Here is Section 125 verbatim:
Section 125. Transition provisions. Except as otherwise provided in this chapter:
(a) This chapter applies to all guardianship and conservatorship proceedings commenced on or after January 1, 2020;
(b) This chapter applies to all guardianship and conservatorship proceedings commenced before January 1, 2020, unless the court finds that application of a particular provision of this chapter would substantially interfere with the effective conduct of the proceedings or prejudice the rights of the parties, in which case the particular provision of this chapter does not apply and the superseded law applies; and
(c) An act done before January 1, 2020, is not affected by this act.

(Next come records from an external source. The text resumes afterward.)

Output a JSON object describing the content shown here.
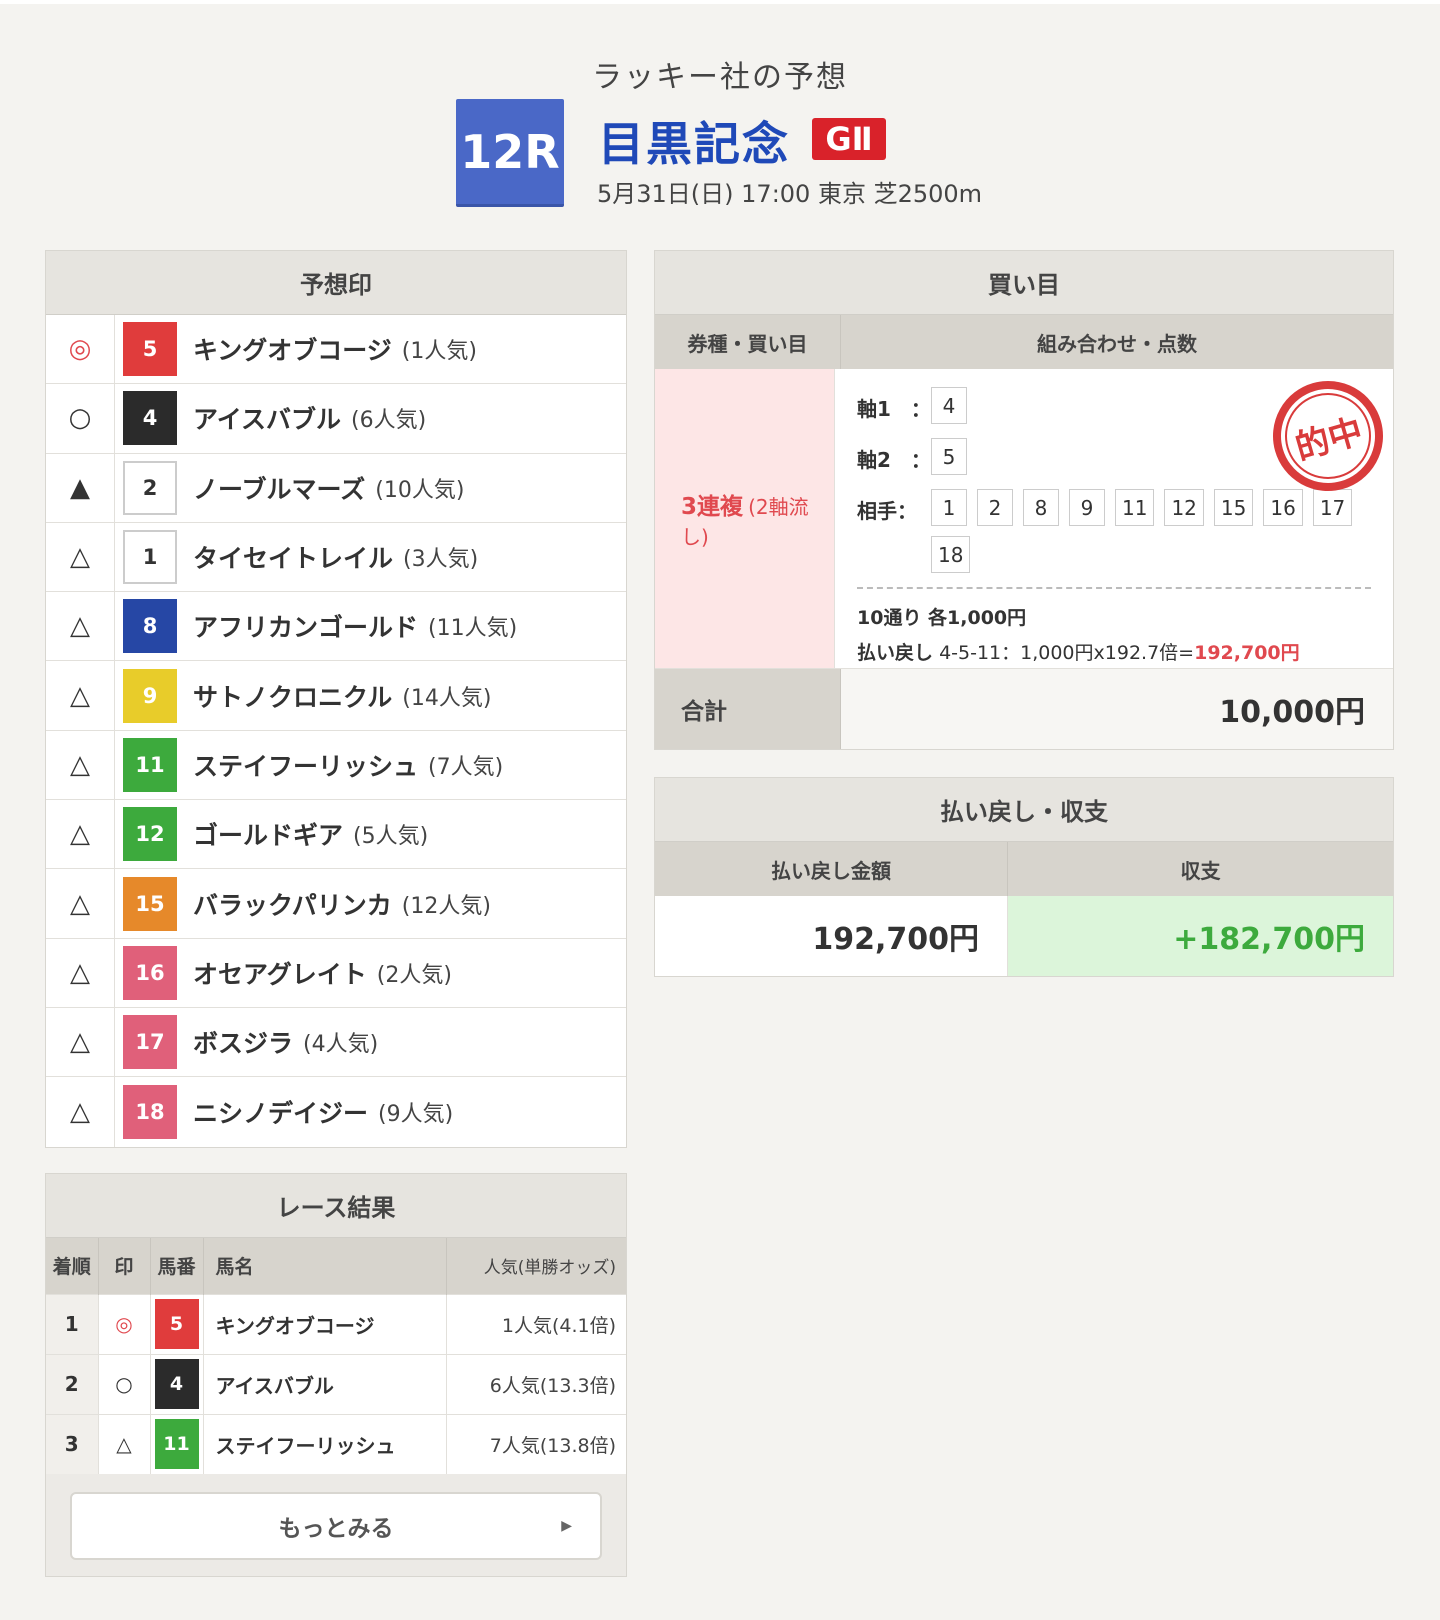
{
  "header": {
    "subtitle": "ラッキー社の予想",
    "race_number": "12R",
    "race_name": "目黒記念",
    "grade": "GⅡ",
    "info": "5月31日(日) 17:00 東京 芝2500m"
  },
  "prediction": {
    "title": "予想印",
    "rows": [
      {
        "mark": "◎",
        "num": "5",
        "name": "キングオブコージ",
        "pop": "(1人気)",
        "color": "#e03c3c"
      },
      {
        "mark": "○",
        "num": "4",
        "name": "アイスバブル",
        "pop": "(6人気)",
        "color": "#2b2b2b"
      },
      {
        "mark": "▲",
        "num": "2",
        "name": "ノーブルマーズ",
        "pop": "(10人気)",
        "color": "#ffffff"
      },
      {
        "mark": "△",
        "num": "1",
        "name": "タイセイトレイル",
        "pop": "(3人気)",
        "color": "#ffffff"
      },
      {
        "mark": "△",
        "num": "8",
        "name": "アフリカンゴールド",
        "pop": "(11人気)",
        "color": "#2647a5"
      },
      {
        "mark": "△",
        "num": "9",
        "name": "サトノクロニクル",
        "pop": "(14人気)",
        "color": "#e8cc2a"
      },
      {
        "mark": "△",
        "num": "11",
        "name": "ステイフーリッシュ",
        "pop": "(7人気)",
        "color": "#3daa3d"
      },
      {
        "mark": "△",
        "num": "12",
        "name": "ゴールドギア",
        "pop": "(5人気)",
        "color": "#3daa3d"
      },
      {
        "mark": "△",
        "num": "15",
        "name": "バラックパリンカ",
        "pop": "(12人気)",
        "color": "#e6892a"
      },
      {
        "mark": "△",
        "num": "16",
        "name": "オセアグレイト",
        "pop": "(2人気)",
        "color": "#e0607a"
      },
      {
        "mark": "△",
        "num": "17",
        "name": "ボスジラ",
        "pop": "(4人気)",
        "color": "#e0607a"
      },
      {
        "mark": "△",
        "num": "18",
        "name": "ニシノデイジー",
        "pop": "(9人気)",
        "color": "#e0607a"
      }
    ]
  },
  "result": {
    "title": "レース結果",
    "columns": {
      "rank": "着順",
      "mark": "印",
      "num": "馬番",
      "name": "馬名",
      "odds": "人気(単勝オッズ)"
    },
    "rows": [
      {
        "rank": "1",
        "mark": "◎",
        "num": "5",
        "name": "キングオブコージ",
        "odds": "1人気(4.1倍)",
        "color": "#e03c3c"
      },
      {
        "rank": "2",
        "mark": "○",
        "num": "4",
        "name": "アイスバブル",
        "odds": "6人気(13.3倍)",
        "color": "#2b2b2b"
      },
      {
        "rank": "3",
        "mark": "△",
        "num": "11",
        "name": "ステイフーリッシュ",
        "odds": "7人気(13.8倍)",
        "color": "#3daa3d"
      }
    ],
    "more_label": "もっとみる",
    "more_arrow": "▶"
  },
  "buy": {
    "title": "買い目",
    "col_type": "券種・買い目",
    "col_combo": "組み合わせ・点数",
    "bet_type": "3連複",
    "bet_sub": "(2軸流し)",
    "axis1_label": "軸1　：",
    "axis1": [
      "4"
    ],
    "axis2_label": "軸2　：",
    "axis2": [
      "5"
    ],
    "partner_label": "相手：",
    "partners": [
      "1",
      "2",
      "8",
      "9",
      "11",
      "12",
      "15",
      "16",
      "17",
      "18"
    ],
    "count_line": "10通り 各1,000円",
    "payout_label": "払い戻し",
    "payout_detail": "4-5-11：1,000円x192.7倍=",
    "payout_amount": "192,700円",
    "stamp": "的中",
    "total_label": "合計",
    "total_value": "10,000円"
  },
  "payout": {
    "title": "払い戻し・収支",
    "col_amount": "払い戻し金額",
    "col_balance": "収支",
    "amount": "192,700円",
    "balance": "+182,700円"
  }
}
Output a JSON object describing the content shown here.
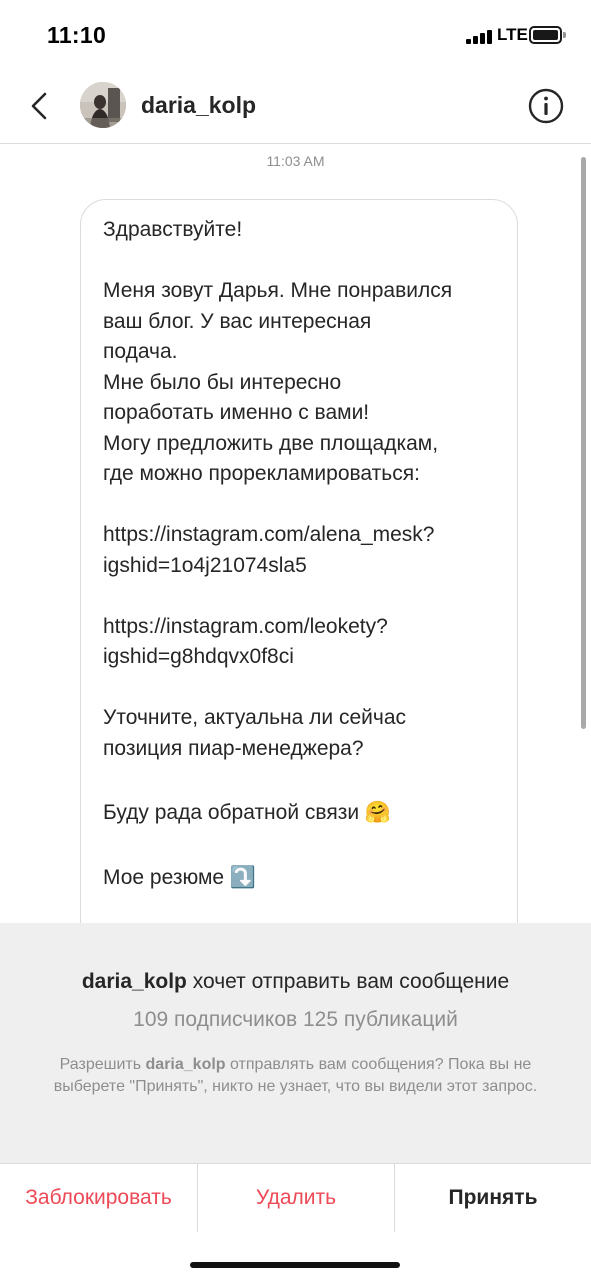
{
  "status_bar": {
    "time": "11:10",
    "network": "LTE"
  },
  "header": {
    "username": "daria_kolp",
    "back_icon": "chevron-left-icon",
    "info_icon": "info-icon"
  },
  "thread": {
    "timestamp": "11:03 AM",
    "message": {
      "paragraphs": [
        "Здравствуйте!",
        "Меня зовут Дарья. Мне понравился\nваш блог. У вас интересная\nподача.\nМне было бы интересно\nпоработать именно с вами!\nМогу предложить две площадкам,\nгде можно прорекламироваться:",
        "https://instagram.com/alena_mesk?\nigshid=1o4j21074sla5",
        "https://instagram.com/leokety?\nigshid=g8hdqvx0f8ci",
        "Уточните, актуальна ли сейчас\nпозиция пиар-менеджера?",
        "Буду рада обратной связи",
        "Мое резюме"
      ],
      "emoji_hug": "🤗",
      "emoji_arrow": "⤵️"
    }
  },
  "request": {
    "username": "daria_kolp",
    "title_rest": " хочет отправить вам сообщение",
    "stats": "109 подписчиков 125 публикаций",
    "info_before": "Разрешить ",
    "info_username": "daria_kolp",
    "info_after": " отправлять вам сообщения? Пока вы не выберете \"Принять\", никто не узнает, что вы видели этот запрос."
  },
  "actions": {
    "block_label": "Заблокировать",
    "delete_label": "Удалить",
    "accept_label": "Принять"
  },
  "colors": {
    "destructive": "#ed4956",
    "panel_bg": "#efefef",
    "secondary_text": "#8e8e8e"
  }
}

“Proceedings commenced” means that if you file an action to create a guardianship or conservatorship on or after January 1, 2020, your action is governed by the GAP Act. That’s because MRCP 3(a) provides that “A civil action is commenced by filing a complaint with the court.” There is no exception or “opting out” for an action commenced on or after January 1, 2020.
But, if you file to create a guardianship or conservatorship under current law before January 1, 2020, and the case is not presented until after January 1, 2020, there is a way that you could choose which law will apply. If you do not take other steps, your case will be under the GAP Act, and you will likely have to re-issue process and amend pleadings to comply with GAP. Or you can get the judge to enter an order exempting your case, as spelled out below.
If you have an existing guardianship or conservatorship, or you are in the situation in the previous paragraph, and you want to continue under the superseded law, I would suggest that you file a motion claiming that the application of Section 125 “would substantially interfere with the effective conduct of the proceedings or prejudice the rights of the parties,” and obtain a court order that the case will proceed under the superseded statutes until further order of the court. In the alternative, you can ask the judge to rule that application of a particular provision, such as the enhanced notice requirements, or some other particular provision will make it harder to administer and cause more expense. The ruling on that motion will be at the chancellor’s discretion, which varies from judge to judge. Don’t assume it would be automatic.
DON’T Discard your current Title 93, volume 20 of the Code! You may need those provisions after the GAP Act comes online. If you’re operating from an online code, you might want to print out a copy of the current Title 93, Chapter 13 just to be sure you have something to go back to.
This article was republished with the permission of Chancellor Lawrence Primeaux of Meridian and was originally published on The Better Chancery Practice Blog on September 10, 2019.